++++ INPUT MATERIAL

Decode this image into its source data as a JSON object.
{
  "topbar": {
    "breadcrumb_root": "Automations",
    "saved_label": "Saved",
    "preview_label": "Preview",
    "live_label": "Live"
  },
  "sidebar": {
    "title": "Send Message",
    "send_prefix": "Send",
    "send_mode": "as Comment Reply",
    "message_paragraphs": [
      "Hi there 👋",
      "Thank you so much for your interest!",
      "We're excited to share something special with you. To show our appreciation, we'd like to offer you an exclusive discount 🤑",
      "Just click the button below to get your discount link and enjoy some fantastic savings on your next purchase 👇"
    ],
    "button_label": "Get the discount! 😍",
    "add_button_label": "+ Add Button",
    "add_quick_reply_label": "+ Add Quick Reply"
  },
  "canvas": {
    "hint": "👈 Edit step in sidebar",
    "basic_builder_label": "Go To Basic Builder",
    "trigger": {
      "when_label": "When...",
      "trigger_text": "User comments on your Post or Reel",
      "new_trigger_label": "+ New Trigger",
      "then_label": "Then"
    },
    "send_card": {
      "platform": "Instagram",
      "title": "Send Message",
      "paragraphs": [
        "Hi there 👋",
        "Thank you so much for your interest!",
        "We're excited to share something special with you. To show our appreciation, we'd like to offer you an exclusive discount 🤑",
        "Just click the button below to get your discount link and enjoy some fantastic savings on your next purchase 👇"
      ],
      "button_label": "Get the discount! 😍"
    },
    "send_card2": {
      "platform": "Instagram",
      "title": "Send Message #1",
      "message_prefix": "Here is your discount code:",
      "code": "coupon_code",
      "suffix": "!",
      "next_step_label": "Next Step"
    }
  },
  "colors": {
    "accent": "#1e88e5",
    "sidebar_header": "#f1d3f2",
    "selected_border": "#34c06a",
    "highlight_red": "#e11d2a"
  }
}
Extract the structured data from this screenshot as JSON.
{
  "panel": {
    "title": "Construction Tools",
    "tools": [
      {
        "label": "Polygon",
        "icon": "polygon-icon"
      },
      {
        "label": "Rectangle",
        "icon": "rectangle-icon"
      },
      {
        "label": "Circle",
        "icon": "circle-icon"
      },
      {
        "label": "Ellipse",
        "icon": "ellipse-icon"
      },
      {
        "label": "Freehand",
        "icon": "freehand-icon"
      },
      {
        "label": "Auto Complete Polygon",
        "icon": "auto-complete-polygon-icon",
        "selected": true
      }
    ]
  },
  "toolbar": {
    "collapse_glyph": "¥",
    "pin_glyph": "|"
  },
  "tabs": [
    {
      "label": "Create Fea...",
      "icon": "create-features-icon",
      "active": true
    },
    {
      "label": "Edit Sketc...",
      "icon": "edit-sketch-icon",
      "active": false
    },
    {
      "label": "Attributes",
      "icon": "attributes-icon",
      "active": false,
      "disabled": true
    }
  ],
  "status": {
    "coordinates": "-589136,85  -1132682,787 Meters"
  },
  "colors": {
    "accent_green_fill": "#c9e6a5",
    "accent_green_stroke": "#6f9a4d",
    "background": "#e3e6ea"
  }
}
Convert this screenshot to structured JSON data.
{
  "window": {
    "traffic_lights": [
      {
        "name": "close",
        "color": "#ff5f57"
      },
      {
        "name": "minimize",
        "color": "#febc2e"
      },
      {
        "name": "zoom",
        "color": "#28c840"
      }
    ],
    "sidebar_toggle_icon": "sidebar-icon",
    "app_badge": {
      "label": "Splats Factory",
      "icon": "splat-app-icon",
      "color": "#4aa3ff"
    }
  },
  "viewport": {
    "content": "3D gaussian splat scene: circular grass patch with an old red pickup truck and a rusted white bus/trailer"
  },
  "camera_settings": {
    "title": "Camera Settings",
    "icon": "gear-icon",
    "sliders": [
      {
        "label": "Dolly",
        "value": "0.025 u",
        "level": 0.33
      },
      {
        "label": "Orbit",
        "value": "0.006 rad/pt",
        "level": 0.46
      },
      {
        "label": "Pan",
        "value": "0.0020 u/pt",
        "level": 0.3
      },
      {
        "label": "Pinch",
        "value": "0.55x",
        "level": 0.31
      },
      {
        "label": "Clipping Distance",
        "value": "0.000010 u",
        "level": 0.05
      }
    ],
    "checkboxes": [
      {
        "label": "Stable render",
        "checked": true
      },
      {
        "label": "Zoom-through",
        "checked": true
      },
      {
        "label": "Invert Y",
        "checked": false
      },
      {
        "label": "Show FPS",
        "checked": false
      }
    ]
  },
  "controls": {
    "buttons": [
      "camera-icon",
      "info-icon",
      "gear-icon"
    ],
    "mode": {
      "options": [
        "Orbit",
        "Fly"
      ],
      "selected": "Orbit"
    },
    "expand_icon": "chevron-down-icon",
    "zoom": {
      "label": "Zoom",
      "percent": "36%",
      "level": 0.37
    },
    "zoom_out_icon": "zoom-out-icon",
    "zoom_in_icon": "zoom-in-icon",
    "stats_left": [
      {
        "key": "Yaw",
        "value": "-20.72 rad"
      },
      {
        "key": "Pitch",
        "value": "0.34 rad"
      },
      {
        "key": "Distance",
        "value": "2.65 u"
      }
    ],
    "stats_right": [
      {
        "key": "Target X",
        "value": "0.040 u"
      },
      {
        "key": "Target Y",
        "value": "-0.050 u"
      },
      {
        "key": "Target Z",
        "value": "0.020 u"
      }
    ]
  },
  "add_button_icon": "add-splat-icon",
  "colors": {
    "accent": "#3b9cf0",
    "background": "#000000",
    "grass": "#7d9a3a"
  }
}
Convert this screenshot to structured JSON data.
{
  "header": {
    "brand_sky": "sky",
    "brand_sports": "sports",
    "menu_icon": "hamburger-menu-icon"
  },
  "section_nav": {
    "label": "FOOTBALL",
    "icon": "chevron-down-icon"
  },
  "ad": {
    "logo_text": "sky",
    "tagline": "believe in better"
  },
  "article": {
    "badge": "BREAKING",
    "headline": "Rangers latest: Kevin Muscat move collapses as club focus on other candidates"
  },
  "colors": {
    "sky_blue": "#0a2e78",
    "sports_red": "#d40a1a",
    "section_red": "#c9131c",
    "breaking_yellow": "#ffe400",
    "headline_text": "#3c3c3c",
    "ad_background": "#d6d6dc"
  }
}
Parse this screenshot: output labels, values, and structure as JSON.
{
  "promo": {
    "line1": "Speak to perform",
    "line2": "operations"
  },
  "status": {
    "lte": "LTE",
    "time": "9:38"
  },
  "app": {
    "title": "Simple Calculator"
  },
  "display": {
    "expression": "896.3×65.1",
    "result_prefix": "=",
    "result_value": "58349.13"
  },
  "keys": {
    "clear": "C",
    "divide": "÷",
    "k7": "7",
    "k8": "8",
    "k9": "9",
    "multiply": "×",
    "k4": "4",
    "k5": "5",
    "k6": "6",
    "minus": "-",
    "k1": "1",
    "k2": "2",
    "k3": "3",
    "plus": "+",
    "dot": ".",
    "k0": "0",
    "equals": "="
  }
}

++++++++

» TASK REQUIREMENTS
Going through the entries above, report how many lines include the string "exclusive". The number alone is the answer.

» RESPONSE AREA
2